Overcoming caregiver burden
A person affected by a mental or a chronic physical illness needs timely family support to recover from the condition and to live with any disabilities. Caring for your loved one can be rewarding, but it can also pose several challenges to the family members. Apart from health care professionals, the family members, living with the individual are the prime caregivers who actively provide constant support and supervision. The affected person may suffer from physical or intellectual limitations or behavioral disturbances leading to impaired day to day functioning in their occupational, social or personal life. The burden of care-giving can cause significant distress and interference in the caregivers’ personal and social life, apart from causing financial stress. This can negatively impact the physical and psychological health of the caregiver.
Experiences of guilt, shame, self-blame are very common, especially with severe mental illnesses where stigma is very commonly faced in the society, even today. Some of the common symptoms of stress that the caregivers can show are:
• Irritability, anger outbursts, exhaustion, easy fatigability
• Loss of interest in otherwise pleasurable activities
• Anxiety or feeling overwhelmed
• Reduced or excessive sleep
• Change in appetite or weight
• Abusing drugs like alcohol or prescription medicines
You can reduce or manage distress by:
• Seeking support and help. It is advisable not to shoulder all the responsibility of care by yourself and don’t hesitate to ask for help. If someone else is offering to take up a part of the responsibility, accept it.
• Be aware. Talk to the treating doctor to seek as much information about the disease as possible, to better understand what your loved one is going through. For example, understanding that the individual is being stubborn because of the voices he/she is able to hear, would help relieve your frustration of having to deal with these behaviors.
• Set realistic goals for yourself. Having to do a large task by yourself can be overwhelming. Break them into smaller tasks and prioritize the most important one to complete the work more efficiently. Use calendars and to-do lists to get more organized.
• Take care of yourself. Make sure you have your meals in time and get adequate sleep. Be physically active and try to include exercise into your daily routine.
• Leisure time. Make time for activities you enjoy like listening to music, reading or going for an outing.
• Find out about support groups near your locality and join them. Seek support from co-workers and friends who are in a similar situation. Talking to people who are undergoing similar problems can be supportive and encouraging.
• Be assertive. One cannot possibly do everything by themselves. Don’t take on more work than you can manage. If you are being asked to do more than you can handle, explain why you cannot do it and politely say no.
• Seek professional help.
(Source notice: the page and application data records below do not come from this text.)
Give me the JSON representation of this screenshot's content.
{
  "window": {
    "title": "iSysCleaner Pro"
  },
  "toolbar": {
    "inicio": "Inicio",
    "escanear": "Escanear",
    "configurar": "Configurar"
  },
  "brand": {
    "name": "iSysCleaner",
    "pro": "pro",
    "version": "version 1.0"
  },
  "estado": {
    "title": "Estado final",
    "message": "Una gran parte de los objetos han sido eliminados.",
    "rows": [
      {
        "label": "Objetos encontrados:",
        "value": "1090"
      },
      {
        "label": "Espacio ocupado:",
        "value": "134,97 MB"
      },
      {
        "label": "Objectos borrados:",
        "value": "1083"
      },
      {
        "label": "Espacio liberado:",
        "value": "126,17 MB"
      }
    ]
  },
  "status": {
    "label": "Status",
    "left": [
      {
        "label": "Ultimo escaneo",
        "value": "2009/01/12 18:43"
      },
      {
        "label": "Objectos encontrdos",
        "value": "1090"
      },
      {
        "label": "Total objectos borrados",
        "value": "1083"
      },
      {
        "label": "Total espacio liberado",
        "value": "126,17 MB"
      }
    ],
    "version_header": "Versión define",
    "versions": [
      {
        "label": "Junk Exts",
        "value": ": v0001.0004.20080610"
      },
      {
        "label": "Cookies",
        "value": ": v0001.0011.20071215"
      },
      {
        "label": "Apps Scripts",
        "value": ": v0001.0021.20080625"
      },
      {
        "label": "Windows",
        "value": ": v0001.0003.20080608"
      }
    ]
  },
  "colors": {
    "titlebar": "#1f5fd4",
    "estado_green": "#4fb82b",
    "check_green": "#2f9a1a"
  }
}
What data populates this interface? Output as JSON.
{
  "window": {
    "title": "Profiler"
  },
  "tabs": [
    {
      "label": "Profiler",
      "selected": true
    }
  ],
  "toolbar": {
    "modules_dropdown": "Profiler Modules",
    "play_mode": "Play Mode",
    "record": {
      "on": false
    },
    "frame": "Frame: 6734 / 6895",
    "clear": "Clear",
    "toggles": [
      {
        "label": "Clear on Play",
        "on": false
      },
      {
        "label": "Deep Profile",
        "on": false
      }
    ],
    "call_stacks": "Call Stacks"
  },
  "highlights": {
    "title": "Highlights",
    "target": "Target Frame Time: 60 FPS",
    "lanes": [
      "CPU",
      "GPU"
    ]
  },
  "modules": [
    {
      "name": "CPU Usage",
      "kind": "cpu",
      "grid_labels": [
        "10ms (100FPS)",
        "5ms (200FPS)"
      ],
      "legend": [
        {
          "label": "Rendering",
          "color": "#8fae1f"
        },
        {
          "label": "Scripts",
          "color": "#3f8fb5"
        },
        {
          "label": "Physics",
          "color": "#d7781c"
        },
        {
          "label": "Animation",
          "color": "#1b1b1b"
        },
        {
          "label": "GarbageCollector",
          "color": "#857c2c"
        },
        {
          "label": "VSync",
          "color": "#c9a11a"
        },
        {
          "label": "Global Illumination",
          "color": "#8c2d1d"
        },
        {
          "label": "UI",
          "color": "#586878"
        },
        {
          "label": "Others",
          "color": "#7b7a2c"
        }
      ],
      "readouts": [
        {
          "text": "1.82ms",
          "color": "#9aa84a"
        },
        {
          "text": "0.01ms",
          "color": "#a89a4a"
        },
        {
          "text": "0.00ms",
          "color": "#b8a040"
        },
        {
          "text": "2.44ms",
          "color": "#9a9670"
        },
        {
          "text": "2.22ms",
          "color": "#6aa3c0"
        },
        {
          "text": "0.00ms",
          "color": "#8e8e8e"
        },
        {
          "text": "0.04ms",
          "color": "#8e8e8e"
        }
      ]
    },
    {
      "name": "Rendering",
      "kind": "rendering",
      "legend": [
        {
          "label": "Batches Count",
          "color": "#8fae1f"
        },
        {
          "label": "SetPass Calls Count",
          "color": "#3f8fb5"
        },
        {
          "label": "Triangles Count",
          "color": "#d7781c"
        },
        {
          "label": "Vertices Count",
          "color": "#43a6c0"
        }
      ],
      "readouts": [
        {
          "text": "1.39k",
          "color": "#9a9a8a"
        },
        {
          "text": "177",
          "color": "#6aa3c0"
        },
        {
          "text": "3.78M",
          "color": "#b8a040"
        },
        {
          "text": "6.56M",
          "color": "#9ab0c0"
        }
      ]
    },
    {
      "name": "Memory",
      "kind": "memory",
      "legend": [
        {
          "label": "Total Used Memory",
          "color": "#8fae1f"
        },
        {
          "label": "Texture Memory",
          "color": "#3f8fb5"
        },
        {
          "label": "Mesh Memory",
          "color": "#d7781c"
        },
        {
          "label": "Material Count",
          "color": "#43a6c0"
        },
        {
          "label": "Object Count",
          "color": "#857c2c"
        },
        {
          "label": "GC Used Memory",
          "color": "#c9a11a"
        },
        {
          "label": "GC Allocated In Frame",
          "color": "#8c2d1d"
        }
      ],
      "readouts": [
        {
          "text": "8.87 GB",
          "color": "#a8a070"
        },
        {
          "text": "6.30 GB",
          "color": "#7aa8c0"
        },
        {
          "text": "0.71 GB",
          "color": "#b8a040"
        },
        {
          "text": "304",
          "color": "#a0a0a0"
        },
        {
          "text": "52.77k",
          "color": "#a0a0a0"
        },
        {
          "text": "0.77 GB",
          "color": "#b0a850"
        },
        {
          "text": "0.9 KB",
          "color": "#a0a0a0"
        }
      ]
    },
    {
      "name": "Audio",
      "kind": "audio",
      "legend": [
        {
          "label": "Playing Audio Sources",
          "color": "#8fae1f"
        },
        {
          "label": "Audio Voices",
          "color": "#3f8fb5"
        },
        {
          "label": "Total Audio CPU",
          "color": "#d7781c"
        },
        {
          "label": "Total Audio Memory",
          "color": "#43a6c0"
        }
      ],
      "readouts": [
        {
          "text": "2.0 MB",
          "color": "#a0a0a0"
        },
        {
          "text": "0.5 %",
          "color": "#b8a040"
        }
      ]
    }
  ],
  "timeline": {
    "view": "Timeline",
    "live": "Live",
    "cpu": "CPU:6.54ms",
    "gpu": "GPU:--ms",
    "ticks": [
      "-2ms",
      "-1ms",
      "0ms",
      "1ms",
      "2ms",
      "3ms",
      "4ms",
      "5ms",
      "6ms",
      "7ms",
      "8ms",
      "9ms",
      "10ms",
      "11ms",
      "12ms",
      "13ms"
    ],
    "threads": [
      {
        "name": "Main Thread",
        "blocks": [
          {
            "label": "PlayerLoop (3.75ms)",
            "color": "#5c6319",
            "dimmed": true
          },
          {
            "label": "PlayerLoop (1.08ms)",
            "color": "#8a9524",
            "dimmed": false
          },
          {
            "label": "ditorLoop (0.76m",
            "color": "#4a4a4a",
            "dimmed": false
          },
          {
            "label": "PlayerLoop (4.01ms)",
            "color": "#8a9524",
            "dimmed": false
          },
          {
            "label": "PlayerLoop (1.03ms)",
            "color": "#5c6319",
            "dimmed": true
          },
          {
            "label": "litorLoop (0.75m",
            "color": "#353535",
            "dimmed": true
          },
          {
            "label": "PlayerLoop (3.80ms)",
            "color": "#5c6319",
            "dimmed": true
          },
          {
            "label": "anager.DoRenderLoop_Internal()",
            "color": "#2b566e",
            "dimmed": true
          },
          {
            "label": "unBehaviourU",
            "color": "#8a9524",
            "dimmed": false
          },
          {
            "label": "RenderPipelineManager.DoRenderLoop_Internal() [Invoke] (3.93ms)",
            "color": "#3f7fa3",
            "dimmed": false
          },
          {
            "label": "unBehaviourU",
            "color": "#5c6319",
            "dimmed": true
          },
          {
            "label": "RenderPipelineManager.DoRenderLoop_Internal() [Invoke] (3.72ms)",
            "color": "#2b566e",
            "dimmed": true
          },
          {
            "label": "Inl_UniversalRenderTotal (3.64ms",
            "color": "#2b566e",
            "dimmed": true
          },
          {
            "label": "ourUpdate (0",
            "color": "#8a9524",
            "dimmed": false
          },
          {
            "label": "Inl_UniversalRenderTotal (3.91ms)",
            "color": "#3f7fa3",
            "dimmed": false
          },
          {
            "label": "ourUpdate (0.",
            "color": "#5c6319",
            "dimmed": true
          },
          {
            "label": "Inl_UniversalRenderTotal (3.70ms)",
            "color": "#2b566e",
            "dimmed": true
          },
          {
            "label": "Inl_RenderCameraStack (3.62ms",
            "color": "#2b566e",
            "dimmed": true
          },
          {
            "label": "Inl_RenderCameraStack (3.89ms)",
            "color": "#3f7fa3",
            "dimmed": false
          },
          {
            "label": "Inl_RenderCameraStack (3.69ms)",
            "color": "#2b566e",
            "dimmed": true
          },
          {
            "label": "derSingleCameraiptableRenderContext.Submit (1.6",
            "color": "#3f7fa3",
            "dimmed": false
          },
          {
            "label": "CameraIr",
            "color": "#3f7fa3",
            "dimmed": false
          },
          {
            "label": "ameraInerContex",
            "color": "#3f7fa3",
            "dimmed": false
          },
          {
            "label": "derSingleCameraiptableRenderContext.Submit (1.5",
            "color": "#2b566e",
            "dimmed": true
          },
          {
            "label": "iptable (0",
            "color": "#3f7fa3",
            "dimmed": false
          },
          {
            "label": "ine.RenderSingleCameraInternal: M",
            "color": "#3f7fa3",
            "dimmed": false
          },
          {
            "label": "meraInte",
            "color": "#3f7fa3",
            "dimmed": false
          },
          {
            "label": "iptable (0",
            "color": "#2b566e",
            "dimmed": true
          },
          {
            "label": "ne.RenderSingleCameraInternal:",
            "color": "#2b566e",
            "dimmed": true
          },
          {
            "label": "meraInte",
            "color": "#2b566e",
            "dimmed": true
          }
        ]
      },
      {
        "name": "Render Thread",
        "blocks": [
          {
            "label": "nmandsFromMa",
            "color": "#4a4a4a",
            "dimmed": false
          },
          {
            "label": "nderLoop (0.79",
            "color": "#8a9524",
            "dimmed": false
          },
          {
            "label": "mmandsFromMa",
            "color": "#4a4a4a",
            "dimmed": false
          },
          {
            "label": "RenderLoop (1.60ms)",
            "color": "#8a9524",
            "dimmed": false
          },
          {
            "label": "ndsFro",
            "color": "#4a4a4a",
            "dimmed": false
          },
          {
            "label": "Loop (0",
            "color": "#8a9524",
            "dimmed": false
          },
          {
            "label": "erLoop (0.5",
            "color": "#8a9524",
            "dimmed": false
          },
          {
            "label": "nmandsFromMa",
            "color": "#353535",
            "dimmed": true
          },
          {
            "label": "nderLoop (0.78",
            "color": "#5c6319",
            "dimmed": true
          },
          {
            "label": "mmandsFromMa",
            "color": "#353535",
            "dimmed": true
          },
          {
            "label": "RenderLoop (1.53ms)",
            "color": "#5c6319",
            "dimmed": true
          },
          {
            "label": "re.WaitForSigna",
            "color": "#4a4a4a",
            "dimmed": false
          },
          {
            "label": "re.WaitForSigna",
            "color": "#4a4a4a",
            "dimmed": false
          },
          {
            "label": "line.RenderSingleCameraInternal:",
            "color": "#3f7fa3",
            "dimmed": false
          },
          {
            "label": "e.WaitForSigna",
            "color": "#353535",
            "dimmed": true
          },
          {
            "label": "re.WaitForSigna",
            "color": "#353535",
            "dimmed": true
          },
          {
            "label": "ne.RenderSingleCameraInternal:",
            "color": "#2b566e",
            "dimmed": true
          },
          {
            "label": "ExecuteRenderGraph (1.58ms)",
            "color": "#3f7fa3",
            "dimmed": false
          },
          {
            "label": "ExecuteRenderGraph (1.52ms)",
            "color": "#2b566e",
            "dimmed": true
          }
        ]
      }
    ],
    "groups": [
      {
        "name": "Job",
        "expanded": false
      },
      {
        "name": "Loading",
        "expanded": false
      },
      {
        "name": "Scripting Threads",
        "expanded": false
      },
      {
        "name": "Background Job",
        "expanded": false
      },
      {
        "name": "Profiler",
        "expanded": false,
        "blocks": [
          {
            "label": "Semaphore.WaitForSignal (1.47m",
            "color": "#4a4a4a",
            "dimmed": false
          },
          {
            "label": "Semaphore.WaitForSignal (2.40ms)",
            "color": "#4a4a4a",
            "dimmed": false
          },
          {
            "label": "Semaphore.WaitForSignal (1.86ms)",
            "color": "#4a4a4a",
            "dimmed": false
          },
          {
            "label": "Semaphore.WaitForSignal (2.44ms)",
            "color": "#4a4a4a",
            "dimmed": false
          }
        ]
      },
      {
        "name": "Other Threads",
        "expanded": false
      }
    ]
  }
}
Don’t hesitate to tell your doctor if there are any symptoms or problems you are facing. Individual counseling sessions and support groups can help alleviate stress significantly.